The World Today - Thursday, 11 September , 2008 12:59:47

Reporter: Nance Haxton

ELEANOR HALL: It kills an average of 65 babies a year in Australia and its cause is still unknown.

Now research from Adelaide's Women and Children's Hospital has found that a possible cause of
Sudden Infant Death Syndrome has been overlooked.

The study found that a strain of golden staph bacteria could be a trigger for the syndrome.

Associate Professor Paul Goldwater told Nance Haxton that he analysed the post mortem reports of
more than 190 babies over a 25-year period to come to his conclusion.

PAUL GOLDWATER: We believe that these pathogens are actually causing infection and they may be the
cause of SIDS. We found them in about a quarter of the cases of sudden infant death. Staph always
is one of the leading ones and we found it in about 10 per cent.

NANCE HAXTON: Is that the same as the golden staph infection that people are familiar with?

PAUL GOLDWATER: Yes, that's right, yeah. What's of particular note is that staph aureus, this
golden staph, very commonly carries lethal toxins and as part of our research we found two-thirds
of SIDS infants actually carry these lethal toxins in their intestines, as it happens.

NANCE HAXTON: So would that be a trigger possibly for SIDS...

PAUL GOLDWATER: Yes.

NANCE HAXTON: Or are you arguing that it's actually, it could be actually a cause of SIDS?

PAUL GOLDWATER: We think it could be a cause.

NANCE HAXTON: And it has been overlooked until this time?

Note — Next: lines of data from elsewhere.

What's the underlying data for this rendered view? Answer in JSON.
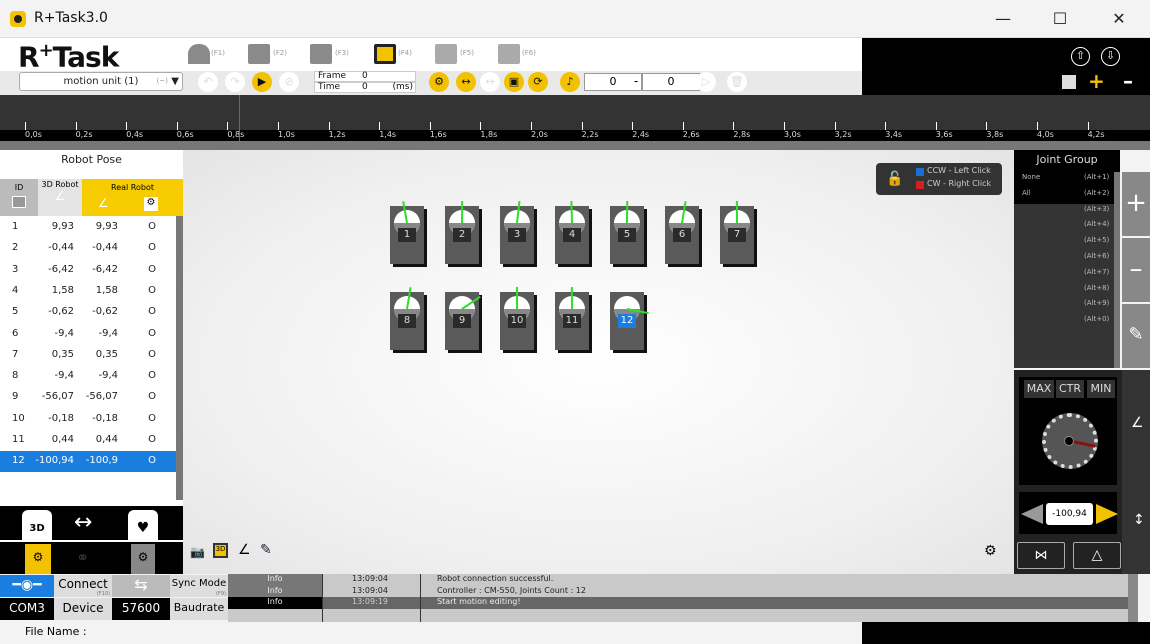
{
  "window": {
    "title": "R+Task3.0",
    "controls": [
      "minimize",
      "maximize",
      "close"
    ]
  },
  "header": {
    "logo_r": "R",
    "logo_plus": "+",
    "logo_task": "Task",
    "nav": [
      {
        "icon": "home-icon",
        "key": "(F1)"
      },
      {
        "icon": "code-monitor-icon",
        "key": "(F2)"
      },
      {
        "icon": "alert-monitor-icon",
        "key": "(F3)"
      },
      {
        "icon": "film-icon",
        "key": "(F4)"
      },
      {
        "icon": "clapper-icon",
        "key": "(F5)"
      },
      {
        "icon": "download-icon",
        "key": "(F6)"
      }
    ]
  },
  "toolbar": {
    "motion_unit": "motion unit (1)",
    "motion_unit_hint": "(~)",
    "frame_label": "Frame",
    "frame_value": "0",
    "time_label": "Time",
    "time_value": "0",
    "time_unit": "(ms)",
    "range_start": "0",
    "range_dash": "-",
    "range_end": "0"
  },
  "timeline": {
    "labels": [
      "0,0s",
      "0,2s",
      "0,4s",
      "0,6s",
      "0,8s",
      "1,0s",
      "1,2s",
      "1,4s",
      "1,6s",
      "1,8s",
      "2,0s",
      "2,2s",
      "2,4s",
      "2,6s",
      "2,8s",
      "3,0s",
      "3,2s",
      "3,4s",
      "3,6s",
      "3,8s",
      "4,0s",
      "4,2s"
    ]
  },
  "robot_pose": {
    "title": "Robot Pose",
    "headers": {
      "id": "ID",
      "robot3d": "3D Robot",
      "real": "Real Robot"
    },
    "rows": [
      {
        "id": "1",
        "v3d": "9,93",
        "real": "9,93",
        "torque": "O"
      },
      {
        "id": "2",
        "v3d": "-0,44",
        "real": "-0,44",
        "torque": "O"
      },
      {
        "id": "3",
        "v3d": "-6,42",
        "real": "-6,42",
        "torque": "O"
      },
      {
        "id": "4",
        "v3d": "1,58",
        "real": "1,58",
        "torque": "O"
      },
      {
        "id": "5",
        "v3d": "-0,62",
        "real": "-0,62",
        "torque": "O"
      },
      {
        "id": "6",
        "v3d": "-9,4",
        "real": "-9,4",
        "torque": "O"
      },
      {
        "id": "7",
        "v3d": "0,35",
        "real": "0,35",
        "torque": "O"
      },
      {
        "id": "8",
        "v3d": "-9,4",
        "real": "-9,4",
        "torque": "O"
      },
      {
        "id": "9",
        "v3d": "-56,07",
        "real": "-56,07",
        "torque": "O"
      },
      {
        "id": "10",
        "v3d": "-0,18",
        "real": "-0,18",
        "torque": "O"
      },
      {
        "id": "11",
        "v3d": "0,44",
        "real": "0,44",
        "torque": "O"
      },
      {
        "id": "12",
        "v3d": "-100,94",
        "real": "-100,9",
        "torque": "O",
        "selected": true
      }
    ]
  },
  "servos": [
    {
      "id": "1",
      "angle": 9.93
    },
    {
      "id": "2",
      "angle": -0.44
    },
    {
      "id": "3",
      "angle": -6.42
    },
    {
      "id": "4",
      "angle": 1.58
    },
    {
      "id": "5",
      "angle": -0.62
    },
    {
      "id": "6",
      "angle": -9.4
    },
    {
      "id": "7",
      "angle": 0.35
    },
    {
      "id": "8",
      "angle": -9.4
    },
    {
      "id": "9",
      "angle": -56.07
    },
    {
      "id": "10",
      "angle": -0.18
    },
    {
      "id": "11",
      "angle": 0.44
    },
    {
      "id": "12",
      "angle": -100.94,
      "selected": true
    }
  ],
  "lock_panel": {
    "ccw": "CCW  - Left Click",
    "cw": "CW    - Right Click",
    "ccw_color": "#1a6fd0",
    "cw_color": "#d02020"
  },
  "joint_group": {
    "title": "Joint Group",
    "items": [
      {
        "name": "None",
        "key": "(Alt+1)"
      },
      {
        "name": "All",
        "key": "(Alt+2)"
      },
      {
        "name": "",
        "key": "(Alt+3)"
      },
      {
        "name": "",
        "key": "(Alt+4)"
      },
      {
        "name": "",
        "key": "(Alt+5)"
      },
      {
        "name": "",
        "key": "(Alt+6)"
      },
      {
        "name": "",
        "key": "(Alt+7)"
      },
      {
        "name": "",
        "key": "(Alt+8)"
      },
      {
        "name": "",
        "key": "(Alt+9)"
      },
      {
        "name": "",
        "key": "(Alt+0)"
      }
    ]
  },
  "dial": {
    "max": "MAX",
    "ctr": "CTR",
    "min": "MIN",
    "value": "-100,94"
  },
  "connection": {
    "connect": "Connect",
    "connect_key": "(F10)",
    "sync": "Sync Mode",
    "sync_key": "(F9)",
    "port": "COM3",
    "device": "Device",
    "baud": "57600",
    "baud_label": "Baudrate"
  },
  "log": [
    {
      "level": "Info",
      "time": "13:09:04",
      "msg": "Robot connection successful."
    },
    {
      "level": "Info",
      "time": "13:09:04",
      "msg": "Controller : CM-550, Joints Count : 12"
    },
    {
      "level": "Info",
      "time": "13:09:19",
      "msg": "Start motion editing!"
    }
  ],
  "file_name_label": "File Name :",
  "accent": "#f2c200",
  "selection": "#1a7de0"
}
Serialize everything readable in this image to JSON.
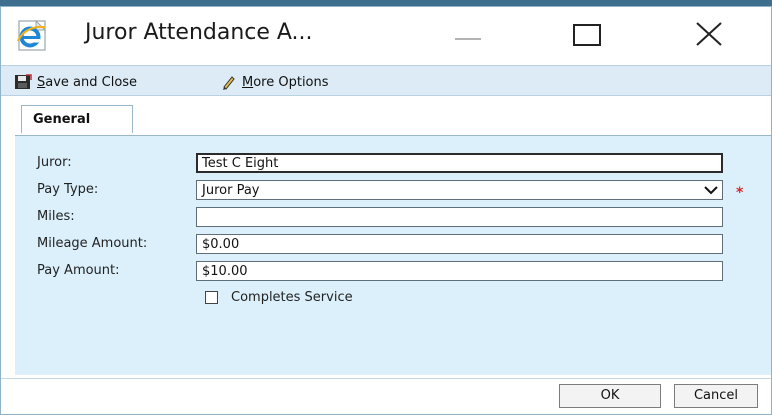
{
  "window": {
    "title": "Juror Attendance A...",
    "icons": {
      "app": "internet-explorer-icon",
      "minimize": "minimize-icon",
      "maximize": "maximize-icon",
      "close": "close-icon"
    }
  },
  "toolbar": {
    "save_close_label": "Save and Close",
    "more_options_label": "More Options",
    "icons": {
      "save": "save-icon",
      "more": "pencil-icon"
    }
  },
  "tabs": [
    {
      "label": "General",
      "active": true
    }
  ],
  "form": {
    "juror": {
      "label": "Juror:",
      "value": "Test C Eight"
    },
    "pay_type": {
      "label": "Pay Type:",
      "value": "Juror Pay",
      "required_marker": "*"
    },
    "miles": {
      "label": "Miles:",
      "value": ""
    },
    "mileage_amount": {
      "label": "Mileage Amount:",
      "value": "$0.00"
    },
    "pay_amount": {
      "label": "Pay Amount:",
      "value": "$10.00"
    },
    "completes_service": {
      "label": "Completes Service",
      "checked": false
    }
  },
  "footer": {
    "ok_label": "OK",
    "cancel_label": "Cancel"
  },
  "colors": {
    "toolbar_bg": "#dcebf5",
    "panel_bg": "#dcf0fb",
    "required": "#d9232a",
    "ie_blue": "#1e88d6"
  }
}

PAUL GOLDWATER: We believe so, yes.

NANCE HAXTON: So what happens from here? You've made the recommendation that really from now on
post mortems should look at whether there is this bacteria present more carefully?

PAUL GOLDWATER: That's what we would recommend, definitely.

And also in terms of the care of the baby, the sleeping surface is very important and babies should
not be put down to sleep on sofas or in the parents' bed because these are heavily contaminated
sites, heavily contaminated with pathogenic bacteria.

And of course the recommendation is to put the baby down on their backs. We think the association
with prone sleeping is that the baby is more likely to ingest or get colonised with these bacteria
if their face is in contact with the sleeping surface.

NANCE HAXTON: One criticism of the study was that the cases were drawn over a long time span. How
would you respond to that?

PAUL GOLDWATER: Well unfortunately, or fortunately depending how you look at it, the comparison
deaths are quite rare and so we have to look over a long period of time.

NANCE HAXTON: So how confident are you that this particular golden staph bacterial infection could
be a cause of SIDS?

PAUL GOLDWATER: Extremely confident. But we believe other bacteria could be involved as well.

And also, there's strong evidence that viruses probably play a role as a co-factor. My PhD student,
Amanda Highet, is doing genetic studies as well as the bacterial toxin studies and has had some
very interesting findings with some genes that we believe make SIDS babies more susceptible to
these bacterial toxins. And her preliminary data shows a very strong correlation with two
particular gene mutations.

NANCE HAXTON: So there could be a genetic factor as well as a bacterial factor?

PAUL GOLDWATER: Oh, almost certainly, almost certainly. And when you put all of these factors
together that's when the baby is at risk.

ELEANOR HALL: Associate Professor Paul Goldwater is from the Adelaide Women and Children's Hospital
and he was speaking to Nance Haxton.